That statue, said Wharton, should be remanded to the custody of the Forrest Monument Association, the memorial society that placed it there a century ago and, to judge by what the Mayor said, must still exist.
Wharton went further: The remains of Forrest and his wife should be disinterred and taken for re-burial in Elmwood Cemetery, the vintage resting place of many distinguished Memphians and the original place of interment for the Forrests before they were re-buried beneath the general’s statue.
This unprecedented demotion of a Memphis icon is more than just another reaction to the horrors of Charleston like the sentiment almost everywhere, South as well as North, for the eradication of Confederate symbolism of the sort that clearly motivated Dylann Storm Roof.

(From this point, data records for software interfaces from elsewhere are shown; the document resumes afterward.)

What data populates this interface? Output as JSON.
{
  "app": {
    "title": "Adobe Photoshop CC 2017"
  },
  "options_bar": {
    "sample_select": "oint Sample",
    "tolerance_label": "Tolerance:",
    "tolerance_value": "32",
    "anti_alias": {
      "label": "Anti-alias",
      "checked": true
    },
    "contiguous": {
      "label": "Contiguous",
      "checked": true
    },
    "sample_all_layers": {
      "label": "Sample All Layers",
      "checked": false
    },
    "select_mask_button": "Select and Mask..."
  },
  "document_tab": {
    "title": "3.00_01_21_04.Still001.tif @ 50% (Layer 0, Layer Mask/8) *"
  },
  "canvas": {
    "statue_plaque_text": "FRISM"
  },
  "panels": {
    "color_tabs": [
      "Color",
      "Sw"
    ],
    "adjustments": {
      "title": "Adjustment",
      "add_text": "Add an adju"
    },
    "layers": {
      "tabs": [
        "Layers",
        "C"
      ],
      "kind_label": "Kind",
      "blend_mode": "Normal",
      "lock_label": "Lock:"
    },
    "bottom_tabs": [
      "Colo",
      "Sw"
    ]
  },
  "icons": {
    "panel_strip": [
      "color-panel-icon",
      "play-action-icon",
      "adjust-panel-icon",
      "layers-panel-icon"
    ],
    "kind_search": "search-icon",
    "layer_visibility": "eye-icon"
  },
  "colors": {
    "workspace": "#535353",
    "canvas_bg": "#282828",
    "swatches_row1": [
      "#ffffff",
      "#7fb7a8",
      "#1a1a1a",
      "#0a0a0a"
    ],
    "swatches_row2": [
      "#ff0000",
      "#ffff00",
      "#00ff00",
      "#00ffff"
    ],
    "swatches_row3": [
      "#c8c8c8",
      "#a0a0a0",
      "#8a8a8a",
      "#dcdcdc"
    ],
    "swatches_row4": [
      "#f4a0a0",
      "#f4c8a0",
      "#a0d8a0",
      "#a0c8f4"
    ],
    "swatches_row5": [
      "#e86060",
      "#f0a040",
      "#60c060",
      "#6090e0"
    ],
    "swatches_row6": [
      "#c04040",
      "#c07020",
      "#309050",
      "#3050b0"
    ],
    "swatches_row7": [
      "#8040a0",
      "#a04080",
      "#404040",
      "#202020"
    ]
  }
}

Forrest has long been controversial in his own right for three matters attached to his reputation — his history as a slave trader before the Civil War, his alleged massacre of black Union soldiers at the battle of Fort Pillow during the war (Forrest’s defenders hotly dispute his responsibility for the verified non-combat deaths that occurred there), and his founding of the Ku Klux Klan after the war (something that the self-same defenders insist didn’t really happen, or didn’t happen in exactly the way that people imagine).
These are the issues, presumably, that Wharton had in mind when he said that it was inappropriate for people to be picnicking in the shadow of Nathan Bedford Forrest.
And it isn’t just the Mayor. One of his prime opponents in the current Mayor’s race is Councilman Jim Strickland, who was at Overton Square’s Zebra Lounge on Thursday night as the honoree of a meet ‘n greet affair that targeted African-American voters.
Asked about Wharton’s proposal before he spoke to the crowd, Strickland answered without hesitation: “I’m for it."
An hour later, at the close of an East Memphis fundraiser in the offices of the Farris and Bobango law firm, Councilman Ed Ford was asked his attitude toward the idea and said that, while he’d rather focus on amending the larger conditions of potential racial discord in the city, he wouldn’t oppose the act of removal proposed by Wharton.
Others running for Mayor or for Council have not had a chance to weigh in yet, but one gets the sense that Wharton’s proposal, while it may be at least partly inspired by the politics of the moment, is transcendent of it as well, and is unlikely to incur much disagreement among other mainstream candidates.
The idea of removing all traces of the General and of what he is now thought to represent from a place of honor and prominence in Memphis is not new. It has been proposed at intervals for the last decade or so. It may in fact be that proverbial idea whose time has come.